Due to its ability to prevent the conversion of hormonally inactive steroid sulfates into their hormonally active forms (e.g., estrone sulfate into estrone), STS inhibitors like EMATE have potential applications in the treatment of estrogen-dependent conditions like estrogen receptor-positive breast cancer and endometriosis.[1][2] However, estrogenicity was paradoxically observed with EMATE in rodents, and this resulted in clinical development of the compound not being pursued.[1][2] However, E2MATE was investigated as an estradiol prodrug with improved oral pharmacokinetics and little or no first-pass hepatic impact in humans, but was found to completely lack estrogenic effects.[4] Following this, E2MATE was repurposed as an STS inhibitor, and is now under development for the treatment of endometriosis.[6]

See also[edit]

References[edit]

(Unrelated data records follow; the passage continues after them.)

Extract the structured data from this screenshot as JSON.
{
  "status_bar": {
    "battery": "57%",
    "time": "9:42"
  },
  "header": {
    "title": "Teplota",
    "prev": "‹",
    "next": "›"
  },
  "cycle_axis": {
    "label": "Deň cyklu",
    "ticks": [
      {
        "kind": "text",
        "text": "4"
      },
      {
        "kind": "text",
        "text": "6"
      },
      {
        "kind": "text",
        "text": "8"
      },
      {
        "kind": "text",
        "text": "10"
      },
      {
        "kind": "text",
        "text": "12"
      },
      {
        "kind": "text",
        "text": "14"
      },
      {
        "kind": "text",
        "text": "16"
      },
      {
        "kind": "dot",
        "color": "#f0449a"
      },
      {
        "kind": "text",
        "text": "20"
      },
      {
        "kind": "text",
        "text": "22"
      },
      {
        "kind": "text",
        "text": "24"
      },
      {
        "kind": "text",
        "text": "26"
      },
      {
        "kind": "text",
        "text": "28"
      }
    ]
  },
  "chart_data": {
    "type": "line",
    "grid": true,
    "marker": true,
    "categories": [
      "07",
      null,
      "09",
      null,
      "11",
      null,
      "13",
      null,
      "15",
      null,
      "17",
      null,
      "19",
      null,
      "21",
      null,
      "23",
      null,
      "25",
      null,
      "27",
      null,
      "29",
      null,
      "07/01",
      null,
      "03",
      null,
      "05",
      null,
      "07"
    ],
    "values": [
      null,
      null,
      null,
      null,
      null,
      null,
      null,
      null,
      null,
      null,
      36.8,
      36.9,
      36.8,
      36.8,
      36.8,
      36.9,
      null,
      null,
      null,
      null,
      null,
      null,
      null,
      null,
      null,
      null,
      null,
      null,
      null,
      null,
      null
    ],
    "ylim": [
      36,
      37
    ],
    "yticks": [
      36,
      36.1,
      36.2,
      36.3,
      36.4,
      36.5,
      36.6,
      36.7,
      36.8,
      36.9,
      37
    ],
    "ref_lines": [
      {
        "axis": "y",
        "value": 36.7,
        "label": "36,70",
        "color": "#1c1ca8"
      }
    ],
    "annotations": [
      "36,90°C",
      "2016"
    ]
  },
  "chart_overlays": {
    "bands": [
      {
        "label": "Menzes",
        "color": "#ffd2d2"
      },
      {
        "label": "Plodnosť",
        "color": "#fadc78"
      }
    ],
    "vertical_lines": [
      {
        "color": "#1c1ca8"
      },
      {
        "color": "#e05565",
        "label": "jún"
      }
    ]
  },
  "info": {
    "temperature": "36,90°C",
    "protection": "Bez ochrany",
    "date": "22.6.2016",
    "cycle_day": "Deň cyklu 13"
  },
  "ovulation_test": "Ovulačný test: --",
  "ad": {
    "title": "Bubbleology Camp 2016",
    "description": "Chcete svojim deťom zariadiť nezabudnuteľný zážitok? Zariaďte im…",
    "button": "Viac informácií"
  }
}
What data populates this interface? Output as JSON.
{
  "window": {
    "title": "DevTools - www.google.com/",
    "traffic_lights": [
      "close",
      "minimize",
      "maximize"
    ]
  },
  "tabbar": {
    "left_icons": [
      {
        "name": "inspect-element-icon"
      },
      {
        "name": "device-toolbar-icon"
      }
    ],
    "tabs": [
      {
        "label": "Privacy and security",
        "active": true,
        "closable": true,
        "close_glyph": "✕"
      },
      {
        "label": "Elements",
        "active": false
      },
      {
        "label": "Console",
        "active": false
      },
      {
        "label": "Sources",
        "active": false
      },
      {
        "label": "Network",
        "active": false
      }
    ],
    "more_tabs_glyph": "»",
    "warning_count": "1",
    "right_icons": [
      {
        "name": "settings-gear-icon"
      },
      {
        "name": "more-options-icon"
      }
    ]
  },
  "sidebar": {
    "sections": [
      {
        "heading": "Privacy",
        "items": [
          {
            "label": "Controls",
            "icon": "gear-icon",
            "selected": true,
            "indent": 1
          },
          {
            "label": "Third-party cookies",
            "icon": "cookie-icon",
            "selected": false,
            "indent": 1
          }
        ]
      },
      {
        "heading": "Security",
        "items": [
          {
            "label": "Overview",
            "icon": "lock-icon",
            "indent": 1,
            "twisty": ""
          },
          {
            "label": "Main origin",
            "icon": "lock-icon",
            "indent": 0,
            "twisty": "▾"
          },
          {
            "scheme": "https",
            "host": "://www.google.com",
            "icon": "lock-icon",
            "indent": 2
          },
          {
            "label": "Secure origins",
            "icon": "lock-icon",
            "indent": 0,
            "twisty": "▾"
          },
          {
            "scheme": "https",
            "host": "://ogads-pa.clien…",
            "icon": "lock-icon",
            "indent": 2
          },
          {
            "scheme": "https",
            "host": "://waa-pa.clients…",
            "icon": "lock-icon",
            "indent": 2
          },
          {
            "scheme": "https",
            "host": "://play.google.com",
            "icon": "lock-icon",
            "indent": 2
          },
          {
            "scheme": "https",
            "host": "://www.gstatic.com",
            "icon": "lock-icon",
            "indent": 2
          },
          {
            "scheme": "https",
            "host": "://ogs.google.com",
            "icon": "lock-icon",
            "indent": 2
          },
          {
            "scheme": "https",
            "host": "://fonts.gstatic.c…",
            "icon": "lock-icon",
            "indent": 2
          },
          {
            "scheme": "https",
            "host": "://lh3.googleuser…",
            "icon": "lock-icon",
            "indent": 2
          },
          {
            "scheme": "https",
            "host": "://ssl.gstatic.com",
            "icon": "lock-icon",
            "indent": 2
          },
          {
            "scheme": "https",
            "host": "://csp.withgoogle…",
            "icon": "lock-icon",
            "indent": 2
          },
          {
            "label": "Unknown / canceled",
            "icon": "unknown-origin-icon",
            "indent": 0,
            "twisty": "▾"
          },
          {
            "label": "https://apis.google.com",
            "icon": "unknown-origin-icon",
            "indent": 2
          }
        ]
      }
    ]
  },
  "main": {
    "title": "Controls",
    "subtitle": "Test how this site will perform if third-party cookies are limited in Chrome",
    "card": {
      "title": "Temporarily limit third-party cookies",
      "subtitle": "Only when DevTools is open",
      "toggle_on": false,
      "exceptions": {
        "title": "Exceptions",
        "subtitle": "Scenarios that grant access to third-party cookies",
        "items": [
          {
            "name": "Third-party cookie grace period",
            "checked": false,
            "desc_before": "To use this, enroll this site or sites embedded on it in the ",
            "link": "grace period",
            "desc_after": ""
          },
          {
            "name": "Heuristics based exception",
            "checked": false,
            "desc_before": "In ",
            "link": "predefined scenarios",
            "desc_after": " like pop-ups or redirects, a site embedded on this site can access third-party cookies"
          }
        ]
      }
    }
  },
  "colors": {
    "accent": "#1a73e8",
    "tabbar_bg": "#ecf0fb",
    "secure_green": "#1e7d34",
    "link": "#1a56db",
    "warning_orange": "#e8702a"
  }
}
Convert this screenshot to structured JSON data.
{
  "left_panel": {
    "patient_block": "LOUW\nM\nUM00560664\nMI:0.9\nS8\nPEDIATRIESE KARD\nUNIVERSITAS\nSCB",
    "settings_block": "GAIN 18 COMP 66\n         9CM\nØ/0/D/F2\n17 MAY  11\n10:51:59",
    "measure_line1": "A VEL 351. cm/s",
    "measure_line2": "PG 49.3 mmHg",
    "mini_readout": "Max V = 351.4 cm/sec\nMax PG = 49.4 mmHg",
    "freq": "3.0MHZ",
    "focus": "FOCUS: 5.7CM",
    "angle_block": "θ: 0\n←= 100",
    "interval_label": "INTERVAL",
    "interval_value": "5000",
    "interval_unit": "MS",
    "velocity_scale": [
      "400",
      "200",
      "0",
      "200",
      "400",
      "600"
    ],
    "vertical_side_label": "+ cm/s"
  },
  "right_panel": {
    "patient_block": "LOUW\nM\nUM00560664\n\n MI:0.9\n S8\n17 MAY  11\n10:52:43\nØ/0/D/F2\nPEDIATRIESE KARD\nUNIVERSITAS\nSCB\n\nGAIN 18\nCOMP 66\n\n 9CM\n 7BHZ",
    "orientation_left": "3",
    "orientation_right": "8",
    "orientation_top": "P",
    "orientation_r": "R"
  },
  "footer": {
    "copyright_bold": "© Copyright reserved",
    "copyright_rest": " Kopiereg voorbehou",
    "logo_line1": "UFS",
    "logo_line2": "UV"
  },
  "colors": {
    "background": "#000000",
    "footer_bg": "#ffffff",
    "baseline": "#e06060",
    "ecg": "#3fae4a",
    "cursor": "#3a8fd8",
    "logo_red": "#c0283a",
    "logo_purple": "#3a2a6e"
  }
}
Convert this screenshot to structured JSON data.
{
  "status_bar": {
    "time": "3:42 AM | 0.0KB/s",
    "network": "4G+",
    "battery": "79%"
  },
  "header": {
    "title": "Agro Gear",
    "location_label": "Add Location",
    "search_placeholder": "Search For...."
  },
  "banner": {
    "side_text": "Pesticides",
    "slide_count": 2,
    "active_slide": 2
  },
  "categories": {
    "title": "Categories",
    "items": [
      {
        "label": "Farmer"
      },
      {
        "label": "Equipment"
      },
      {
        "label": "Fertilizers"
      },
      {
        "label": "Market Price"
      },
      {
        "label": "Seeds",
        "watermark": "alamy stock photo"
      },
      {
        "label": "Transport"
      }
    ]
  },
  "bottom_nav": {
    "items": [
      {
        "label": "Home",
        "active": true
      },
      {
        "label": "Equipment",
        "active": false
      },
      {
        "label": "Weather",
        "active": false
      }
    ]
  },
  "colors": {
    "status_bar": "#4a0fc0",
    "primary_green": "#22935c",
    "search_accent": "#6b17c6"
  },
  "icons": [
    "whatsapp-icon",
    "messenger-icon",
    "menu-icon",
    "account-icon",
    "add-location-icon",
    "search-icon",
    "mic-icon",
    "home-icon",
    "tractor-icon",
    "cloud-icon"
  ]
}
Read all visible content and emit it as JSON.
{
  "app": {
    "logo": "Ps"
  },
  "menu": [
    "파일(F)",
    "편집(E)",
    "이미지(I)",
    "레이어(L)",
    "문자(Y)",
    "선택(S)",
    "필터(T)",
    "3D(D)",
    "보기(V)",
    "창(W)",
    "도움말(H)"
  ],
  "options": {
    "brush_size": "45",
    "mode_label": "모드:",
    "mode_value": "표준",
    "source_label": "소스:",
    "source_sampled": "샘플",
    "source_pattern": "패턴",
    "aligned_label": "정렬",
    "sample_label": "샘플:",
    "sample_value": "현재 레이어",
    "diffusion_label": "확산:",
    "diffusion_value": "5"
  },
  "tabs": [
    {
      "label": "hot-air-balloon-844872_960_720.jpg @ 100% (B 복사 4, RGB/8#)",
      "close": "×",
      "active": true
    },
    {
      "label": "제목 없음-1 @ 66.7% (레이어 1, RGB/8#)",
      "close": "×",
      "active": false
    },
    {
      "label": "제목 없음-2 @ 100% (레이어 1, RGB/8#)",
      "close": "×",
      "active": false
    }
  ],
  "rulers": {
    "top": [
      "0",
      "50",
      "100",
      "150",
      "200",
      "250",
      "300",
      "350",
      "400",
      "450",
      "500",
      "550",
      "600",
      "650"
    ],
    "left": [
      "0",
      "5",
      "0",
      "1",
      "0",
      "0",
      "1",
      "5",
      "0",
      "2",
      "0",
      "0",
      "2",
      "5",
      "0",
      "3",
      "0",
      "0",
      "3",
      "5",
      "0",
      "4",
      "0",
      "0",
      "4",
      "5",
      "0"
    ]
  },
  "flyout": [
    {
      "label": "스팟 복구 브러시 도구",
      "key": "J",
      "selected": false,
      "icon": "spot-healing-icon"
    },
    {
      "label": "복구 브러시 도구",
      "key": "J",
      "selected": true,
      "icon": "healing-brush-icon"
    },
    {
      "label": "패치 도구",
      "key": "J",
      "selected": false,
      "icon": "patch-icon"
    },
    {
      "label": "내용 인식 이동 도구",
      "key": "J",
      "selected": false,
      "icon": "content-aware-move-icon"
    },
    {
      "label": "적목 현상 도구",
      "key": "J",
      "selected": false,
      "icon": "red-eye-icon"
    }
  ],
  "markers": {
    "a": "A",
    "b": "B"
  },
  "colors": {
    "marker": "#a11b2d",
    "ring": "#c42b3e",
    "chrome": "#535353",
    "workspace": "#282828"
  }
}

  1. ^ a b c d e f g h Elger W, Barth A, Hedden A, Reddersen G, Ritter P, Schneider B, Züchner J, Krahl E, Müller K, Oettel M, Schwarz S (2001). "Estrogen sulfamates: a new approach to oral estrogen therapy". Reprod. Fertil. Dev. 13 (4): 297–305. doi:10.1071/rd01029. PMID 11800168.
  2. ^ a b c d e f g h Thomas MP, Potter BV (2015). "Estrogen O-sulfamates and their analogues: Clinical steroid sulfatase inhibitors with broad potential". J. Steroid Biochem. Mol. Biol. 153: 160–9. doi:10.1016/j.jsbmb.2015.03.012. PMID 25843211. S2CID 24116740.
  3. ^ a b Elger W, Schwarz S, Hedden A, Reddersen G, Schneider B (December 1995). "Sulfamates of various estrogens are prodrugs with increased systemic and reduced hepatic estrogenicity at oral application". J. Steroid Biochem. Mol. Biol. 55 (3–4): 395–403. doi:10.1016/0960-0760(95)00214-6. PMID 8541236. S2CID 31312.
  4. ^ a b c d Elger W, Wyrwa R, Ahmed G, Meece F, Nair HB, Santhamma B, Kileen Z, Schneider B, Meister R, Schubert H, Nickisch K (2017). "Estradiol prodrugs (EP) for efficient oral estrogen treatment and abolished effects on estrogen modulated liver functions". J. Steroid Biochem. Mol. Biol. 165 (Pt B): 305–311. doi:10.1016/j.jsbmb.2016.07.008. PMID 27449818. S2CID 26650319.
  5. ^ a b c d Michael Oettel; Ekkehard Schillinger (6 December 2012). Estrogens and Antiestrogens II: Pharmacology and Clinical Application of Estrogens and Antiestrogen. Springer Science & Business Media. pp. 233–239. ISBN 978-3-642-60107-1.
  6. ^ "PGL 2 - AdisInsight".